The reasons for these decisions varies from student to student, but includes:
- A desire to be closer to home.
- Disrupted financial situations.
- Concerns about the possibility of another digital-only semester.
- Finding a cheaper alternative to their first-choice school.
- Taking a gap year to help financially support their families.
The financial complications of COVID-19 are particularly true of low-income and first-generation students. The long-term plans for professors, administrators, students, and families have been abruptly changed because of the pandemic. And many higher education institutions — including Boston University, Brown University, the University of Massachusetts system, MIT, and Harvard University — are preparing for an upcoming semester that will start dramatically different than the one prior.
Numerous higher education institutions are rethinking strategic plans and adjusting admissions policies to better accommodate students. This includes easing admission policies and extending deadlines due to the coronavirus. Higher education institutions are also:
- Waiving application fees and allowing students to put less than a full deposit down.
- Reducing enrollment deposits.
- Extending scholarship deadlines.
- Giving students the option to include or not include their SAT or ACT scores on applications.
- Waiving housing deposits.
Predictive data suggests that the economy will still be negatively impacted during the fall semester, which makes it imperative that higher education reach out to both incoming and current students at a time that they need help the most. As colleges and universities consider how and when to reopen to students for the upcoming semester, higher education experts are providing their insights on the best practices to rely on for a successful transition. And the role that admissions and student services plays in that success is critical.
Make current students and parents feel valued.
A majority of current college students are scattered across the country at home as they wait for news about what comes next in their education. The parents of these students are also waiting to see what comes next. Will their students be able to move back to campus? Or will they live another semester at home? What are the possible financial implications of another semester of online coursework? It’s important that students and parents are communicated with consistently and clearly about what is happening on campus, and how each student’s college education will still provide high quality and value.
Generate connections with the incoming class.
At a time when potential students cannot visit campus, admissions is forced to innovate and use technology to create connections between incoming freshmen and a campus that they hope to physically join one day. Think about how to leverage alumni, faculty and staff to reach students in new ways to share the passion that would normally be evident on a campus visit. Could you hold a digital pep rally? Simulate a game day experience? Create video testimonials from past students? It’s time to get creative.

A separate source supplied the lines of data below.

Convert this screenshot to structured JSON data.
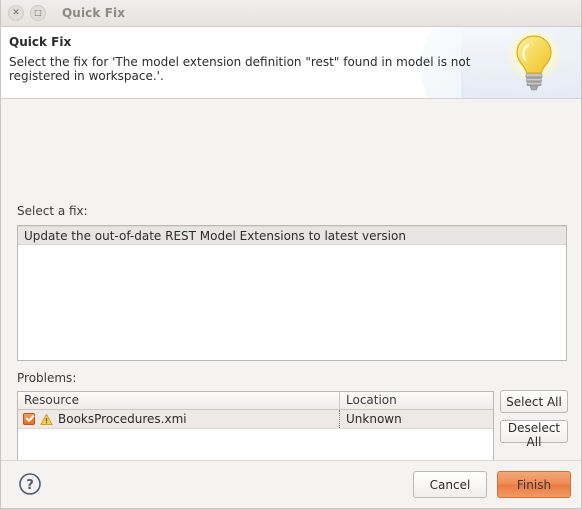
{
  "window": {
    "title": "Quick Fix",
    "close_icon": "close-icon",
    "maximize_icon": "maximize-icon"
  },
  "banner": {
    "title": "Quick Fix",
    "subtitle": "Select the fix for 'The model extension definition \"rest\" found in model is not registered in workspace.'.",
    "icon": "lightbulb-icon"
  },
  "fix_section": {
    "label": "Select a fix:",
    "items": [
      {
        "label": "Update the out-of-date REST Model Extensions to latest version",
        "selected": true
      }
    ]
  },
  "problems_section": {
    "label": "Problems:",
    "columns": [
      "Resource",
      "Location"
    ],
    "rows": [
      {
        "checked": true,
        "severity_icon": "warning-icon",
        "resource": "BooksProcedures.xmi",
        "location": "Unknown"
      }
    ],
    "select_all_label": "Select All",
    "deselect_all_label": "Deselect All"
  },
  "footer": {
    "help_icon": "help-icon",
    "cancel_label": "Cancel",
    "finish_label": "Finish"
  },
  "colors": {
    "accent_orange": "#ea7b41",
    "checkbox_orange": "#e8701f",
    "warning_yellow": "#f5c342",
    "dialog_background": "#f4f3f1",
    "field_background": "#ffffff"
  }
}
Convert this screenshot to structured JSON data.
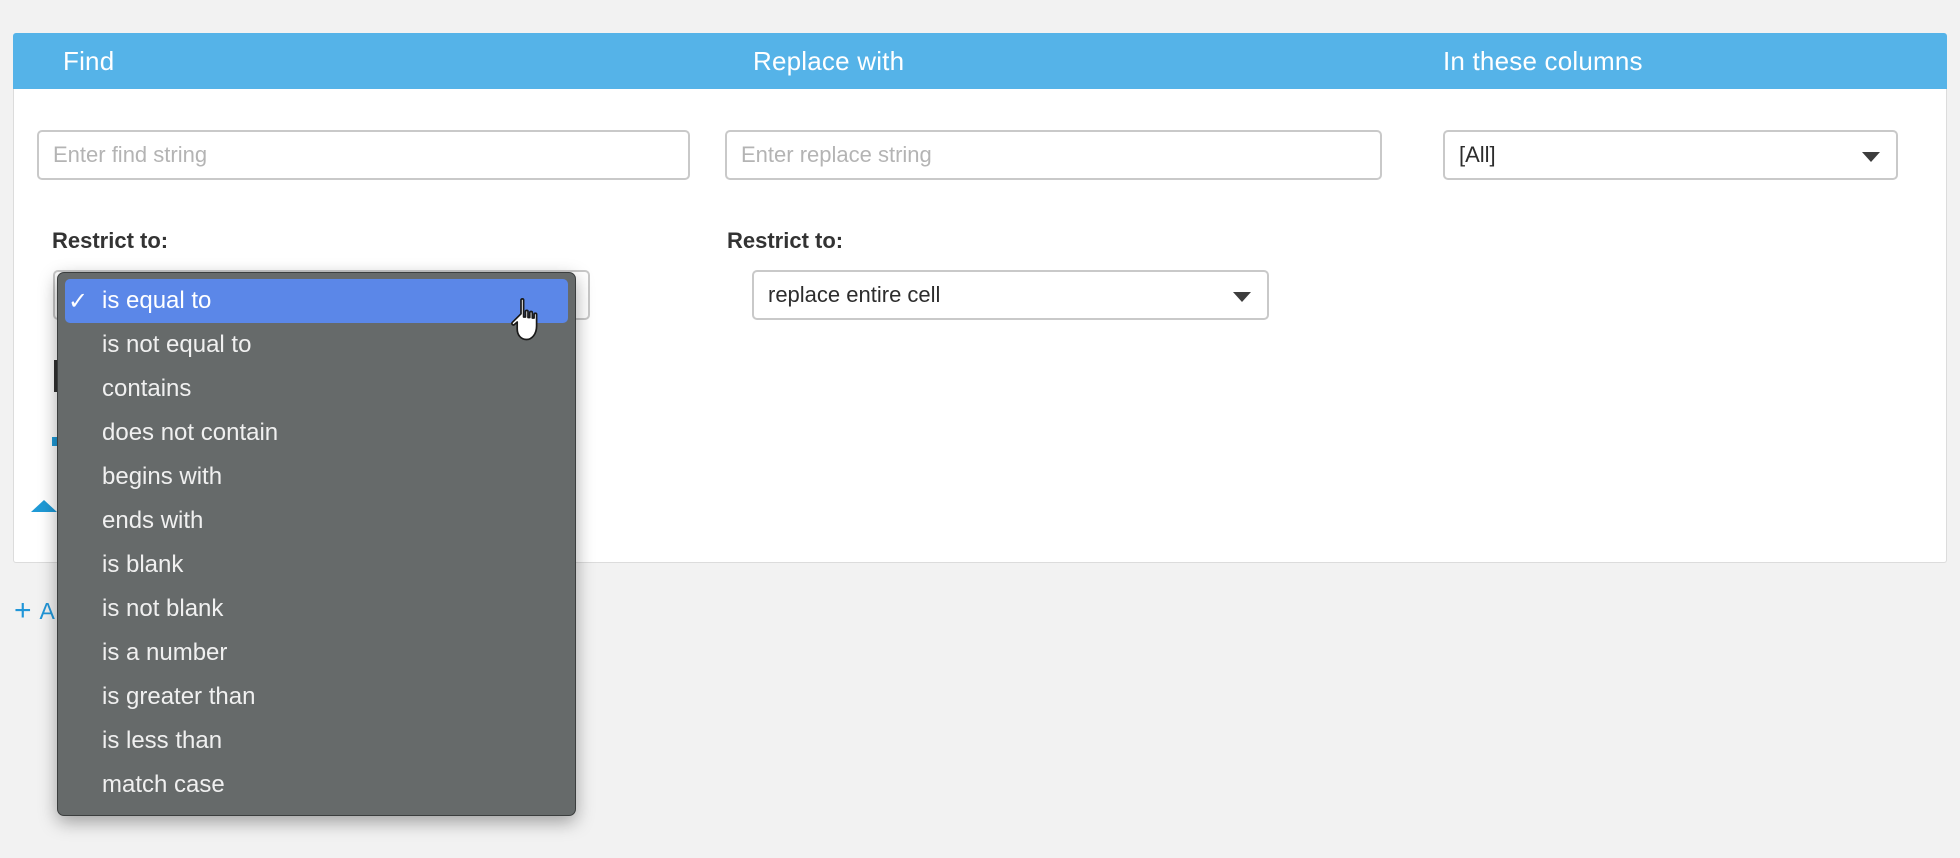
{
  "header": {
    "columns": [
      {
        "label": "Find"
      },
      {
        "label": "Replace with"
      },
      {
        "label": "In these columns"
      }
    ],
    "background_color": "#55b3e8"
  },
  "find_section": {
    "input_placeholder": "Enter find string",
    "input_value": "",
    "restrict_label": "Restrict to:",
    "restrict_value": "is equal to"
  },
  "replace_section": {
    "input_placeholder": "Enter replace string",
    "input_value": "",
    "restrict_label": "Restrict to:",
    "restrict_value": "replace entire cell"
  },
  "columns_section": {
    "selected": "[All]"
  },
  "add_link": {
    "plus": "+",
    "label": "A"
  },
  "dropdown": {
    "open": true,
    "selected_index": 0,
    "check_glyph": "✓",
    "highlight_color": "#5b87e8",
    "background_color": "#666a6a",
    "items": [
      {
        "label": "is equal to"
      },
      {
        "label": "is not equal to"
      },
      {
        "label": "contains"
      },
      {
        "label": "does not contain"
      },
      {
        "label": "begins with"
      },
      {
        "label": "ends with"
      },
      {
        "label": "is blank"
      },
      {
        "label": "is not blank"
      },
      {
        "label": "is a number"
      },
      {
        "label": "is greater than"
      },
      {
        "label": "is less than"
      },
      {
        "label": "match case"
      }
    ]
  },
  "cursor": {
    "type": "pointing-hand"
  }
}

Create new campus traditions.
In the same way, how can the feeling of campus traditions be brought virtually to current students? Most graduation ceremonies have gone virtual. But many other campus moments have been lost to COVID-19 this year. So, what campus activities can become virtual meetups? How can the music and art departments create a virtual event that brings students together? With students at home, campuses can ask students to share their stories or activities that have helped them get through this difficult time. Many campuses have shared video messages from leadership to keep students informed, but what other ways can leadership leverage video to keep students engaged in campus life? Campuses will have to rethink traditions and how to ensure that students stay connected to campus, and to each other.
Ensure continuity in services and support.
In his article published by NASPA, nationally-known student affairs leader and former VP of Student Affairs at Duke University Larry Moneta shares his perspective on the COVID-19 crisis. As uncertainty remains about what the upcoming semester will look like, campus staff must remain nimble to adapt to the situation at hand. As such, Moneta recommends “exploring every opportunity to offer online versions of anything students may need.” This includes opportunities for campus clinics to leverage virtual care through telehealth, in addition to other areas like admissions, career advising and teaching exploring online options and programs.
TimelyMD is focused on supporting the health and well-being of colleges and universities, and that includes both the physical and mental health of students. We are monitoring COVID-19 as we continue to support the health and well-being of students across the country. You can learn more about our commitment to transforming healthcare in higher education here.